In the material below, find each line that contains the word "title" and copy it.
◇ ◇ ◇ ◇ ◇ ◇ ◇
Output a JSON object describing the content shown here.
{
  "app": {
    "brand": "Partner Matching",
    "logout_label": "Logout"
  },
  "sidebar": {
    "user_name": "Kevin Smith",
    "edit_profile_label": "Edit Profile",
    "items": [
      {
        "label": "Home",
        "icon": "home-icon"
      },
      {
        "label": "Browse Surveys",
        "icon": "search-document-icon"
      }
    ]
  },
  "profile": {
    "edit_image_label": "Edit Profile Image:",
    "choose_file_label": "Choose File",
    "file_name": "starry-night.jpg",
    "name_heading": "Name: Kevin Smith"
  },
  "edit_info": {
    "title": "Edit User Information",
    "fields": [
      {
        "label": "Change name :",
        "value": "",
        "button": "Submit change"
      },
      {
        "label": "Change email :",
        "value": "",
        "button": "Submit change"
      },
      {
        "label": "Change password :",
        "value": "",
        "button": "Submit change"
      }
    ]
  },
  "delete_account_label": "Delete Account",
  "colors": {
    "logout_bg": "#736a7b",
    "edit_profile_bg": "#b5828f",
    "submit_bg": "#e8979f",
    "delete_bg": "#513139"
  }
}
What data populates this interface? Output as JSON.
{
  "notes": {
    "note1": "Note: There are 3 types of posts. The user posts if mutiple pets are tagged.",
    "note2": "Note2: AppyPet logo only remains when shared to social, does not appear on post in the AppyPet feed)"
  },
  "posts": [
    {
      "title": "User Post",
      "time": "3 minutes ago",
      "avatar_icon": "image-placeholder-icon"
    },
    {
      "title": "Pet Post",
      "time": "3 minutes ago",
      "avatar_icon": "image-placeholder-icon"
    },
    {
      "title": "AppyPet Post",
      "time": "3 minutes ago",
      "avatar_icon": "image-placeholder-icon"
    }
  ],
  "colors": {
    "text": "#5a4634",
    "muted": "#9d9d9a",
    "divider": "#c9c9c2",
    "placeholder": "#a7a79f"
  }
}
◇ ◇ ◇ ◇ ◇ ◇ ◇
:: Answer section ::
    "title": "Edit User Information",
      "title": "User Post",
      "title": "Pet Post",
      "title": "AppyPet Post",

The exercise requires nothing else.